|Categories: Columnar database management, Data warehouse appliances, Data warehousing, Database compression, Hadoop, Hortonworks, In-memory DBMS, MapReduce, Market share and customer counts, Microsoft and SQL*Server, Oracle, Yahoo||9 Comments|
Edit: There is now a follow-up post on Cloudera Impala with substantially more detail.
In my world it’s possible to have a hasty 2-hour conversation, and that’s exactly what I had with Cloudera last week. We touched on hardware and general adoption, but much of the conversation was about Cloudera Impala, announced today. Like Hive, Impala turns Hadoop into a basic analytic RDBMS, with similar SQL/Hadoop integration benefits to those of Hadapt. In particular:
- Impala is Hive-compatible in query language (HQL, which is a whole lot like SQL), metadata, JDBC/ODBC drivers, etc.
- Unlike Hive, Impala does not work through Hadoop MapReduce.
- Unlike Hadoop MapReduce and hence Hive, Impala does not persist intermediate results to disk. This is good for performance, but on extremely long-running queries it increases the risk you’ll have a node failure and have to restart the query from scratch.
- Impala in its first version is missing some Hive syntax, notably in support for UDFs (User-Defined Functions).
Beyond that: Read more
|Categories: Cloudera, Columnar database management, Database compression, Hadapt, Hadoop, MapReduce, Open source, SQL/Hadoop integration||6 Comments|
When I wrote last week that I have at least 5 clients claiming they’re uniquely positioned to support BI over Hadoop (most of whom partner with a 6th client, Tableau) the non-partnering exception I had in mind was Platfora, Ben Werther’s oh-so-stealthy startup that is finally de-stealthing today. Platfora combines:
- An interesting approach to analytic data management.
- Business intelligence tools integrated with that.
The whole thing sounds like a perhaps more general and certainly non-SaaS version of what Metamarkets has been offering for a while.
The Platfora technical story starts: Read more
|Categories: Business intelligence, Columnar database management, Data models and architecture, Data warehousing, Database compression, Hadoop, Memory-centric data management, Platfora||6 Comments|
I was asked to clarify one of my July comments on Oracle12c,

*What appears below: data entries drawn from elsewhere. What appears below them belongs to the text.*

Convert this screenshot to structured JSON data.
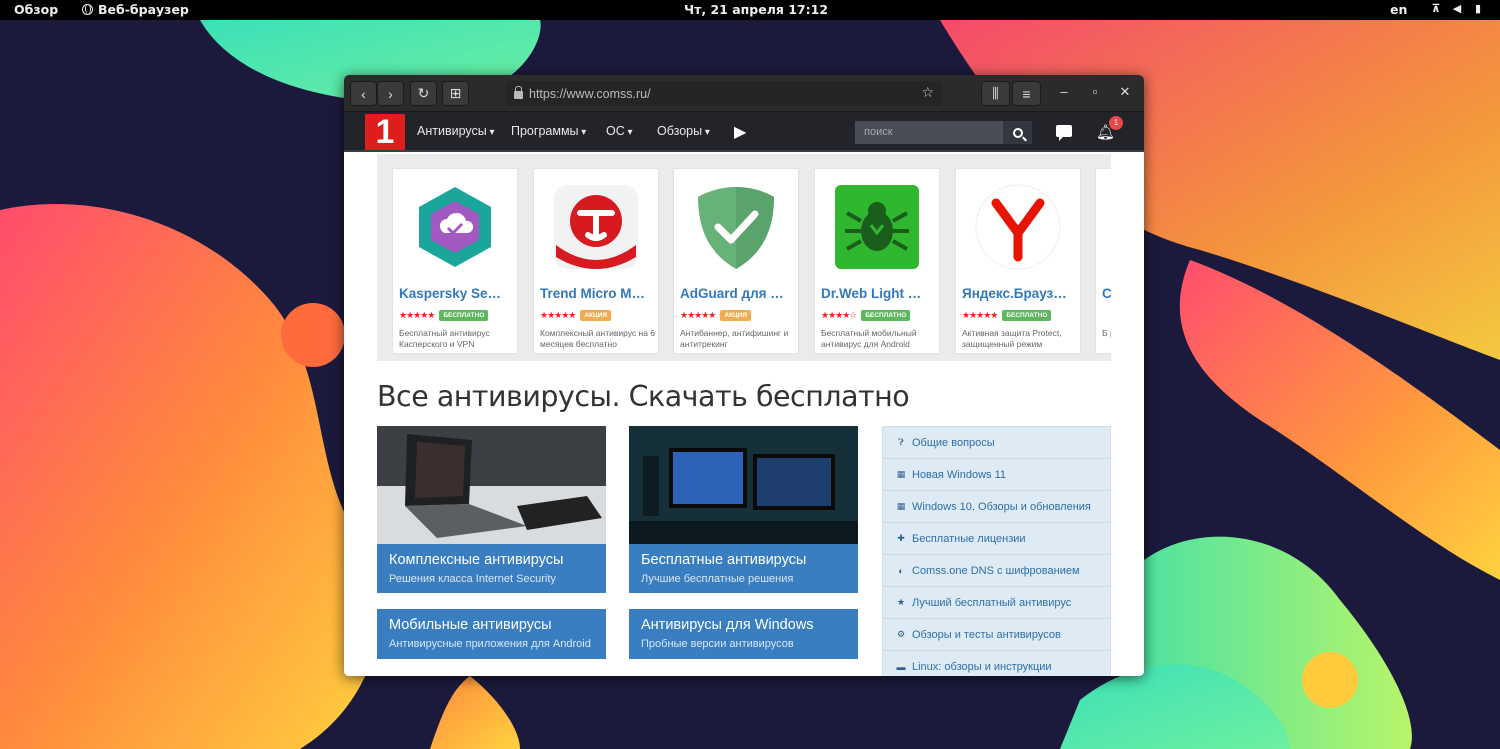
{
  "topbar": {
    "overview": "Обзор",
    "app_name": "Веб-браузер",
    "clock": "Чт, 21 апреля 17:12",
    "lang": "en",
    "status_icons": [
      "network-icon",
      "volume-icon",
      "battery-icon"
    ]
  },
  "browser": {
    "url": "https://www.comss.ru/",
    "controls": [
      "back-icon",
      "forward-icon",
      "reload-icon",
      "new-tab-icon",
      "library-icon",
      "menu-icon",
      "minimize-icon",
      "maximize-icon",
      "close-icon"
    ]
  },
  "site": {
    "logo_text": "1",
    "nav": [
      "Антивирусы",
      "Программы",
      "ОС",
      "Обзоры"
    ],
    "search_placeholder": "поиск",
    "notifications": "1"
  },
  "cards": [
    {
      "name": "Kaspersky Se…",
      "stars": "★★★★★",
      "tag": "БЕСПЛАТНО",
      "tag_color": "#5cb85c",
      "desc": "Бесплатный антивирус Касперского и VPN"
    },
    {
      "name": "Trend Micro M…",
      "stars": "★★★★★",
      "tag": "АКЦИЯ",
      "tag_color": "#f0ad4e",
      "desc": "Комплексный антивирус на 6 месяцев бесплатно"
    },
    {
      "name": "AdGuard для …",
      "stars": "★★★★★",
      "tag": "АКЦИЯ",
      "tag_color": "#f0ad4e",
      "desc": "Антибаннер, антифишинг и антитрекинг"
    },
    {
      "name": "Dr.Web Light …",
      "stars": "★★★★☆",
      "tag": "БЕСПЛАТНО",
      "tag_color": "#5cb85c",
      "desc": "Бесплатный мобильный антивирус для Android"
    },
    {
      "name": "Яндекс.Брауз…",
      "stars": "★★★★★",
      "tag": "БЕСПЛАТНО",
      "tag_color": "#5cb85c",
      "desc": "Активная защита Protect, защищенный режим"
    },
    {
      "name": "C",
      "stars": "",
      "tag": "",
      "tag_color": "#5cb85c",
      "desc": "Б ре"
    }
  ],
  "heading": "Все антивирусы. Скачать бесплатно",
  "tiles": [
    {
      "title": "Комплексные антивирусы",
      "sub": "Решения класса Internet Security"
    },
    {
      "title": "Бесплатные антивирусы",
      "sub": "Лучшие бесплатные решения"
    },
    {
      "title": "Мобильные антивирусы",
      "sub": "Антивирусные приложения для Android"
    },
    {
      "title": "Антивирусы для Windows",
      "sub": "Пробные версии антивирусов"
    }
  ],
  "sidebar": [
    {
      "icon": "question-icon",
      "label": "Общие вопросы"
    },
    {
      "icon": "windows-icon",
      "label": "Новая Windows 11"
    },
    {
      "icon": "windows-icon",
      "label": "Windows 10. Обзоры и обновления"
    },
    {
      "icon": "gift-icon",
      "label": "Бесплатные лицензии"
    },
    {
      "icon": "dns-icon",
      "label": "Comss.one DNS с шифрованием"
    },
    {
      "icon": "star-icon",
      "label": "Лучший бесплатный антивирус"
    },
    {
      "icon": "shield-icon",
      "label": "Обзоры и тесты антивирусов"
    },
    {
      "icon": "linux-icon",
      "label": "Linux: обзоры и инструкции"
    }
  ]
}
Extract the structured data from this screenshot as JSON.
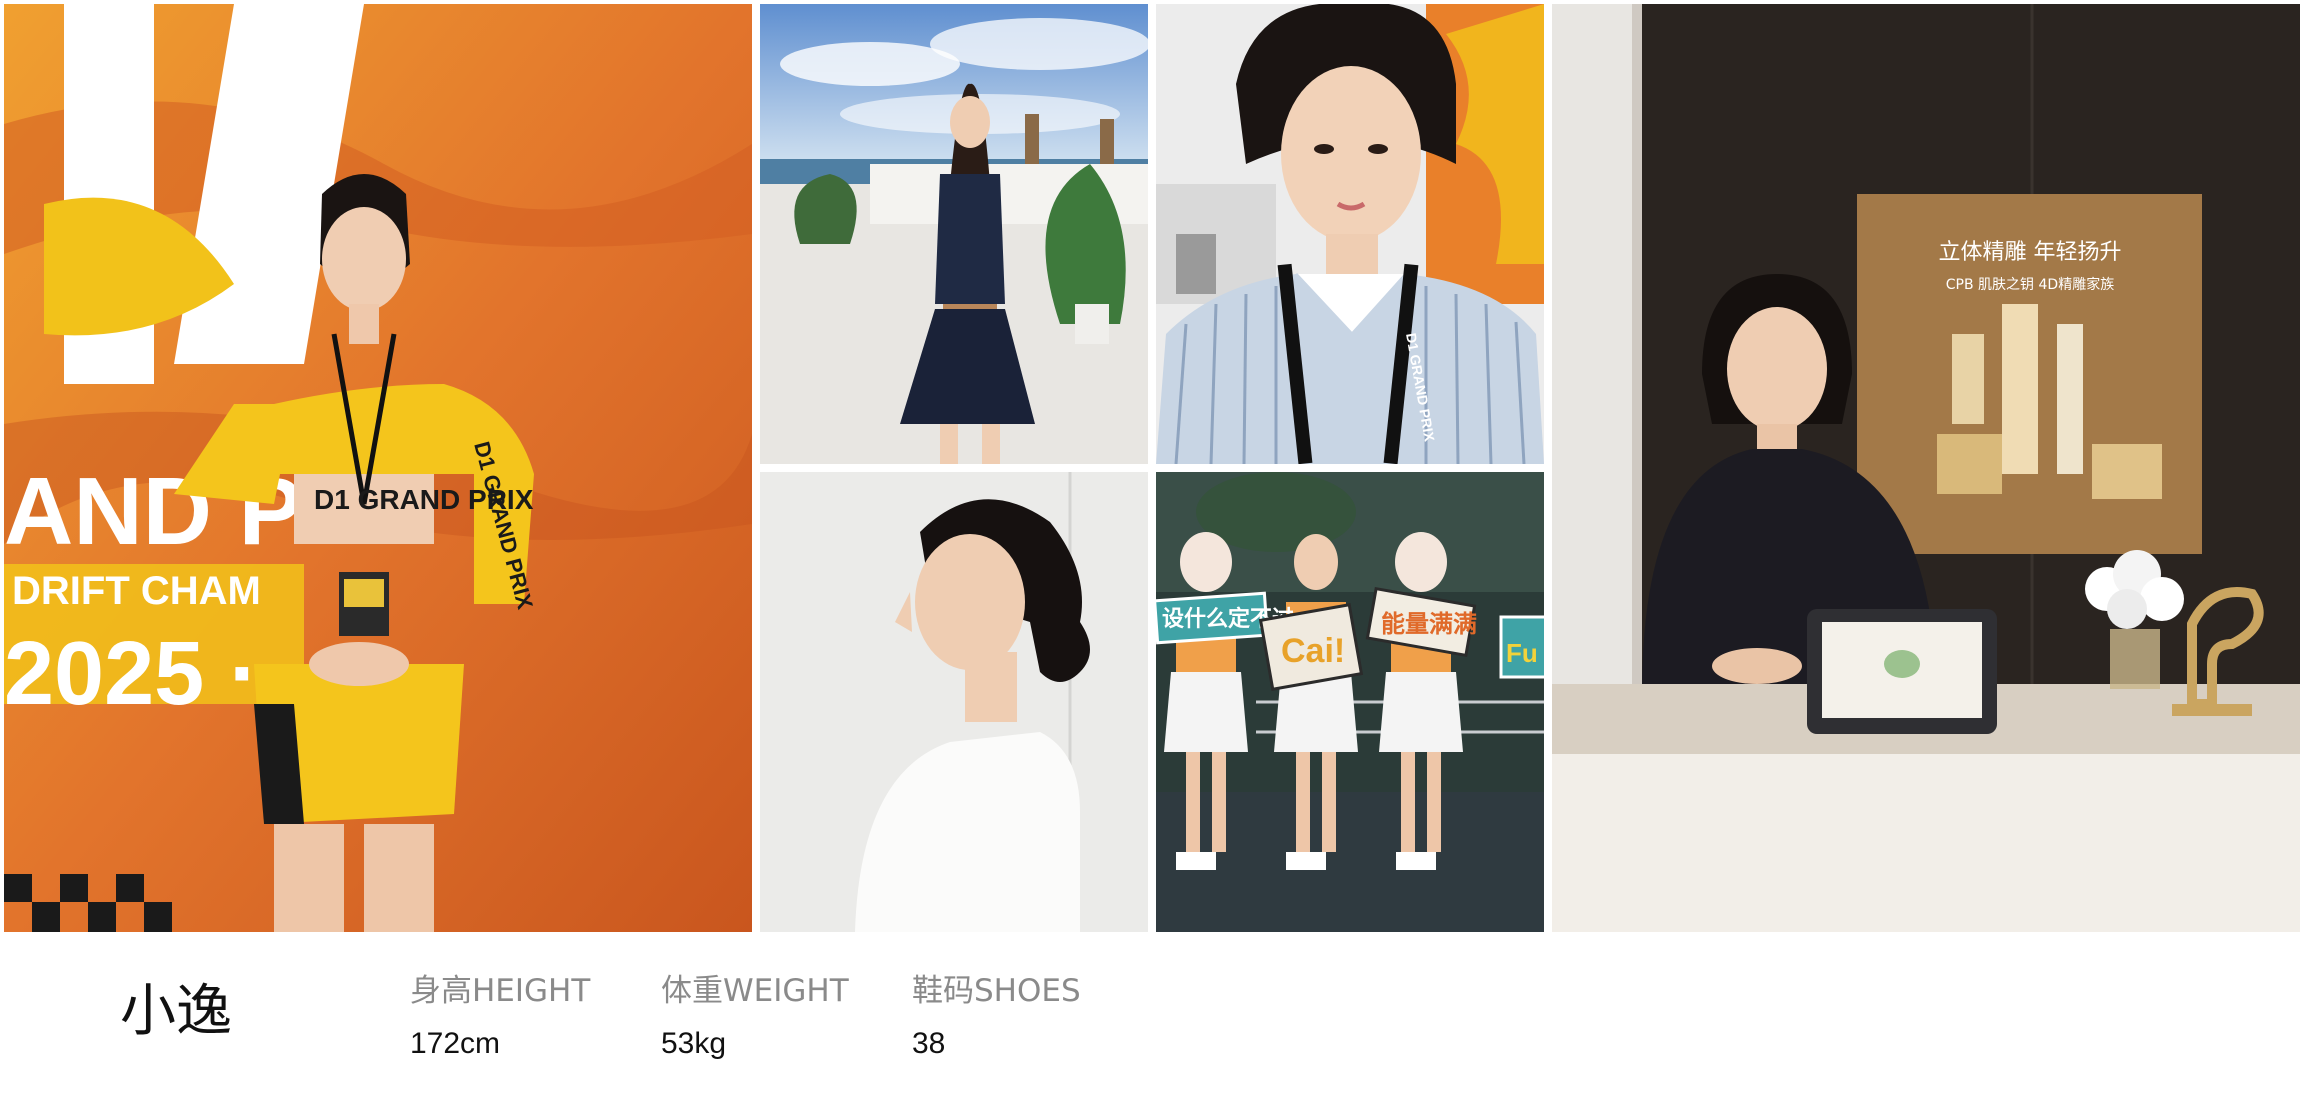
{
  "photos": [
    {
      "id": "racing-event",
      "text": [
        "AND P",
        "DRIFT CHAM",
        "2025 ·",
        "D1 GRAND PRIX",
        "D1 GRAND PRIX"
      ]
    },
    {
      "id": "terrace-dress"
    },
    {
      "id": "striped-shirt-selfie",
      "text": [
        "D1 GRAND PRIX"
      ]
    },
    {
      "id": "profile-white-top"
    },
    {
      "id": "cheer-group",
      "text": [
        "设什么定不过",
        "Cai!",
        "能量满满",
        "Fu"
      ]
    },
    {
      "id": "cosmetics-counter",
      "text": [
        "立体精雕 年轻扬升",
        "CPB 肌肤之钥 4D精雕家族"
      ]
    }
  ],
  "model": {
    "name": "小逸",
    "stats": [
      {
        "label": "身高HEIGHT",
        "value": "172cm"
      },
      {
        "label": "体重WEIGHT",
        "value": "53kg"
      },
      {
        "label": "鞋码SHOES",
        "value": "38"
      }
    ]
  },
  "colors": {
    "banner_orange": "#e2742c",
    "banner_yellow": "#f2c21a",
    "uniform_yellow": "#f4c51c",
    "sky_blue": "#7fa7d6",
    "navy_dress": "#1f2a44",
    "stripe_blue": "#b9c8da",
    "night_bg": "#2b3b38",
    "cheer_orange": "#f0a04a",
    "wall_dark": "#2a2420",
    "poster_gold": "#b88c55",
    "label_gray": "#8a8a8a",
    "text_dark": "#111111"
  }
}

I wonder whether Oracle will finally introduce a true columnar storage option, a year behind Teradata. That would be the obvious enhancement on the data warehousing side, if they can pull it off. If they can’t, it’s a damning commentary on the core Oracle codebase.
by somebody smart who however seemed to have half-forgotten my post comparing (hybrid) columnar compression to (hybrid) columnar storage.
In simplest terms:
- Columnar storage and columnar compression are two different things. The main connections are:
- Columnar storage can make columnar compression more effective.
- In different ways, both technologies reduce I/O.
- EMC Greenplum, Teradata Aster, and Teradata Classic are all originally row-based systems that have gone hybrid columnar.
- Vertica is an originally column-based system that has gone hybrid columnar.
|Categories: Aster Data, Columnar database management, Data warehousing, Database compression, Greenplum, Oracle, Teradata, Vertica Systems||4 Comments|